Tobacco and alcohol use rank among the leading causes of preventable death in the United States. The National Survey on Drug Use and Health (NSDUH), conducted by the Substance Abuse and Mental Health Services Administration, tracks usage statistics of alcohol and tobacco. It also surveys people's perceptions of the risks of heavy tobacco and alcohol use.
Perhaps unsurprisingly, young adults—18-25-year-olds—are the biggest users of tobacco and alcohol. The good news is that reported usage among children—ages 12 to 17—has decreased significantly from 2011 to 2016. Here's a closer look at the data:
In 2016, about 24% of Americans reported using tobacco in the past month.
In 2011, roughly 27% of Americans reported tobacco use in the past month. The decline in tobacco use is not evenly distributed among age groups: young adults saw the most significant decline.
Roughly 51% of Americans (12 and over) reported alcohol use in the past month.
Between 2011 and 2016, alcohol consumption decreased for both 12-17 and 18-25 year olds, while there was no significant change for 26+ year olds.
Attitudes toward the risks of heavy tobacco and alcohol use also vary by age.
About the Data

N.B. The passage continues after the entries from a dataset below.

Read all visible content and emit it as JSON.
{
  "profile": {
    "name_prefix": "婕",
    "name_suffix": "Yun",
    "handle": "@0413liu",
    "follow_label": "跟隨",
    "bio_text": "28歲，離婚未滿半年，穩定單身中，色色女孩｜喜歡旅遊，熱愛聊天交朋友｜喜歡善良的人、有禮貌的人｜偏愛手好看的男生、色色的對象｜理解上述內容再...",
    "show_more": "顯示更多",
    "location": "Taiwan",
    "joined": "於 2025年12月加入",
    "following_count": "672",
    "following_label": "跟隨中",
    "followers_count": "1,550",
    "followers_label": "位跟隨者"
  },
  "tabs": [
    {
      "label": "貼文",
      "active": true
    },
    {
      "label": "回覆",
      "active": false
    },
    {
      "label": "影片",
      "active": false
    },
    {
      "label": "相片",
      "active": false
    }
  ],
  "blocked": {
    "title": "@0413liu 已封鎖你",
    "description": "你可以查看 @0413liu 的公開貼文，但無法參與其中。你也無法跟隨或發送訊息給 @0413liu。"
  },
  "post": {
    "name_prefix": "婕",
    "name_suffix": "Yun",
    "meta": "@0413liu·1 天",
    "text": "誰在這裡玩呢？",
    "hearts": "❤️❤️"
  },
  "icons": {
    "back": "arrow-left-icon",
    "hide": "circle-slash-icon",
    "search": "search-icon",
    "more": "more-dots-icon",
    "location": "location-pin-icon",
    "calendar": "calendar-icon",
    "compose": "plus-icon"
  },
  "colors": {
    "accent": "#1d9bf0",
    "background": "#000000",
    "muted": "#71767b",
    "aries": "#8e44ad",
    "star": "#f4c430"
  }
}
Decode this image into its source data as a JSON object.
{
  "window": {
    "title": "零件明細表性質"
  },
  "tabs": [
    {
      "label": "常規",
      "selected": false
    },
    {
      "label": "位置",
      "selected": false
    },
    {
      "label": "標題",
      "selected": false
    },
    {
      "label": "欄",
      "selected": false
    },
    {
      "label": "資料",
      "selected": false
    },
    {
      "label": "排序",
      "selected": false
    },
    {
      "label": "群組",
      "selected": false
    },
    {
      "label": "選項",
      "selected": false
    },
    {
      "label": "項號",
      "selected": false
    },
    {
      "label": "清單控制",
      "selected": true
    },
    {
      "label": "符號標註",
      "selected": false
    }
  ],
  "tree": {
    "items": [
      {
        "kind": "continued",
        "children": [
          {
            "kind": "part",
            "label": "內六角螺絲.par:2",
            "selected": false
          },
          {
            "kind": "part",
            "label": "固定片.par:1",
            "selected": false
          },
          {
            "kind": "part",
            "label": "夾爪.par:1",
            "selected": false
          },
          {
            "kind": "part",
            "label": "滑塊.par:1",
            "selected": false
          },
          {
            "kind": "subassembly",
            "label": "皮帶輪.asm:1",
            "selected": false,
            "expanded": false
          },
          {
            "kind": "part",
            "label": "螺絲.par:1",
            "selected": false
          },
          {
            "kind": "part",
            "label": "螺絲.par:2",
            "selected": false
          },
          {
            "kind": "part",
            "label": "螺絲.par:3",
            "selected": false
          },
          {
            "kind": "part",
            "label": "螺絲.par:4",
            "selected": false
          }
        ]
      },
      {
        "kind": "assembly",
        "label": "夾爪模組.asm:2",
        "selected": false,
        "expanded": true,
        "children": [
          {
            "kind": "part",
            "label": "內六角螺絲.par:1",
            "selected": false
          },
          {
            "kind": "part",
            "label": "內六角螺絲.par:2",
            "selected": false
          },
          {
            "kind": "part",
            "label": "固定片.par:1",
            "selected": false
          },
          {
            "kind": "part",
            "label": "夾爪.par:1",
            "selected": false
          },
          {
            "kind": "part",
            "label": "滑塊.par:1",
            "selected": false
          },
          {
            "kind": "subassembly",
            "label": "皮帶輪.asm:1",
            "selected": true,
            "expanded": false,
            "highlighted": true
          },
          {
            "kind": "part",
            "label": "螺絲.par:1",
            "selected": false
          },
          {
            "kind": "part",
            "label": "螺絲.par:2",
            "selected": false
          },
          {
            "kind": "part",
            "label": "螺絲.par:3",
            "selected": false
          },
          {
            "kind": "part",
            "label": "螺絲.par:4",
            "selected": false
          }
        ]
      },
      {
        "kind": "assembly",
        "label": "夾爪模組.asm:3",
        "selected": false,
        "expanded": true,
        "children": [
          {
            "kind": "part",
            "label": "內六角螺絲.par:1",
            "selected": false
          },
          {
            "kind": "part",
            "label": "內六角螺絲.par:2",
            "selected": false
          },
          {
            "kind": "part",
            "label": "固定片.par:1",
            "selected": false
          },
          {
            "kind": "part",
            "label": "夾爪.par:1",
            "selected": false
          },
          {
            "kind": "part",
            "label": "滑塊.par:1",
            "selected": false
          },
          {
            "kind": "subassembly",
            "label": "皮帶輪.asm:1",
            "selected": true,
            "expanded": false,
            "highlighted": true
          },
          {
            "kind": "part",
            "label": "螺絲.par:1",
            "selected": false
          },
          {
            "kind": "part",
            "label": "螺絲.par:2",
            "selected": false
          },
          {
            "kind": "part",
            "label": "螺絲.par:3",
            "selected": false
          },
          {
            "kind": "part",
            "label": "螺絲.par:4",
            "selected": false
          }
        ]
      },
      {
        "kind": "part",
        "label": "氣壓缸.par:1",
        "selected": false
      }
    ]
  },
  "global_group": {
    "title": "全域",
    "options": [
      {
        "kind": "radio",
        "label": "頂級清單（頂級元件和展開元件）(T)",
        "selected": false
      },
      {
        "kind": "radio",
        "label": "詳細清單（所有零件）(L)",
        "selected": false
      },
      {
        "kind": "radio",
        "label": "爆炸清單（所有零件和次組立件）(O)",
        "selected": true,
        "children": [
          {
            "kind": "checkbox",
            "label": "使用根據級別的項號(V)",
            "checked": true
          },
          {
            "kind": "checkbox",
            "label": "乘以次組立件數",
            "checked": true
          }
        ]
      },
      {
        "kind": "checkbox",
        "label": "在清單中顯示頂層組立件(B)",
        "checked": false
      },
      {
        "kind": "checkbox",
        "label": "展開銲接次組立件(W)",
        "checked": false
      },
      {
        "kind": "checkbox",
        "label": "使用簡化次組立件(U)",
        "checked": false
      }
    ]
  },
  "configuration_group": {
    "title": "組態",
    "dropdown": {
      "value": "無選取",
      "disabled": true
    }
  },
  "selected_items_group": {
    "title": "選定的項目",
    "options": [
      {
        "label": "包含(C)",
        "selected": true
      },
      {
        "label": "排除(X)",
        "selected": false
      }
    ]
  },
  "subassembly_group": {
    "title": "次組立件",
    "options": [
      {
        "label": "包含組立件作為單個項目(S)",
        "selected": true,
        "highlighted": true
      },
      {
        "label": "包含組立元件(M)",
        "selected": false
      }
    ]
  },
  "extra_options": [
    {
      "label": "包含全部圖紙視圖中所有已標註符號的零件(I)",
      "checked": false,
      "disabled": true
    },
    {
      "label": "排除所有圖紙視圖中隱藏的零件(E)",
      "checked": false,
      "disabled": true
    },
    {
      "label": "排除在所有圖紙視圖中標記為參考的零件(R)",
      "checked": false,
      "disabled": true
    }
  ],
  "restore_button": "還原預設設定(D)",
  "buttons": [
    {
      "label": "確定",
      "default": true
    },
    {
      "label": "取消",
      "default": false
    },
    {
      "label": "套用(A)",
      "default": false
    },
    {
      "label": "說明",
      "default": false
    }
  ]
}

State- and national-level survey data for tobacco and alcohol use and perception of risk is from the Substance Abuse and Mental Health Services Administration’s (SAHMSA) National Survey on Drug Use and Health.
Significant changes (95% confidence) in tobacco product and alcohol use between 2011 and 2016 were detected by modeling the usage data as linear regressions and testing for significantly non-zero slopes.